And my old, unspoken approach to mowing reappeared like a nightmare haunting my waking hours.
'I didn't need to KNOW the lawn. I just needed to MOW the lawn.'
And a tiny shaft of light, no wider than a blade of bermuda, pierced the darkness of my cell of shame and embarrassment.
Those strange bumps and lumps in the landscape were actually part of its character. And perhaps what i had failed to recognize while i was simply trying to plow my way through them was that i needed to appreciate the land for what it is, and nurture it and nuance my way around those lumps and bumps in order to truly care for the whole space in its created cusps and chasms, corners and contours. I needed to learn new ways of approaching such a singularly shaped terrain so that it could more fully flourish in the ways it was made to do so.
In the face of a lawn that was unique, undefinable, and seemingly untamable, i hadn't take the time needed to get to know the lay of the land and the ways in which it is a special work of 'art'. I hadn't realized that taking care of a space like this was a work of 'art' in and of itself.
Still not 'rocket science'.
Nor 'quantum physics'.
But definitely 'art'.

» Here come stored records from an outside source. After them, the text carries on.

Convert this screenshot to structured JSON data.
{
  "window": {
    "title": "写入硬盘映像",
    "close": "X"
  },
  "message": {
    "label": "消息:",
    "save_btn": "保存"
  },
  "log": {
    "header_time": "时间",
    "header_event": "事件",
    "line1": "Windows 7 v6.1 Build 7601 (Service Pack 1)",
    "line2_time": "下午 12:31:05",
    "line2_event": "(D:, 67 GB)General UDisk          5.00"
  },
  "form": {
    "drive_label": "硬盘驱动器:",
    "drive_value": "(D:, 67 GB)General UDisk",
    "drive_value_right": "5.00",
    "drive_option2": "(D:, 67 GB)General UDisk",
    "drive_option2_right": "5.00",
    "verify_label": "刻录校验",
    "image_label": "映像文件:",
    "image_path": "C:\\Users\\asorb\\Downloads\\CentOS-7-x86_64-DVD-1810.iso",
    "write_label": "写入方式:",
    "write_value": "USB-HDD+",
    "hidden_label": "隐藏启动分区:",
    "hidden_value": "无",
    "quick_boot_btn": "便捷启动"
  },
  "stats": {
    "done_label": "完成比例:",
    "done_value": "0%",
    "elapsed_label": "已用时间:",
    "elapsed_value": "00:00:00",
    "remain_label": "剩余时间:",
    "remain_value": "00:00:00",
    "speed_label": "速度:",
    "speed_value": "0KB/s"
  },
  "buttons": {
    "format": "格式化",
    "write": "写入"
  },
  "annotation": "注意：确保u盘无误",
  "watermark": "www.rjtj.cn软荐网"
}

We now have three lawn mowers in our shed. ONE of them works (thanks to Peg). Another she is attempting to fix. The third, original, fancy-schmancy one sits gathering dust in the dark corner, still with the bow-tie pasta blades.
But i sense in the silliness and strangeness of my odyssey with my lawn and the mowers with which i have sought to 'tame' it, there's a larger life lesson buried in the midst of it all, like one of those damn, subterranean boulders in my yard waiting for me to crash upon it yet again.
In order to best care for my backyard...
i don't just need to MOW it.
i need to KNOW it.
And in order for me to best engage with all the unique, undefinable, untamable and unmistakably strange and sacred experiences that appear on my life's journey (the ones that have ushered in the strongest times of community or greatest moments of enmity...the instances that have given me so much and those that have left me in most dire need...the circumstances i've attempted to plow over in frustration and fear, impatience and insolence), perhaps i'd do better to start by taking the time to appreciate these experiences for what they are, and even to receive them for the gifts they bear in this world and my life, however perplexing and painful it might be to receive them.
Maybe it's time to allow someone else to 'let the WILD RUMPUSES' go on and serve as the 'KING OF THE WORLD'.
Maybe i just need to pause, breathe, and take the time to truly KNOW them.
And to remember to acknowledge and celebrate them as the works of 'art' that they truly are.
And to engage in the 'art' of nurturing and caring about them as such.
My yard certainly doesn't look 'perfect' now.
But it is certainly much better 'known'.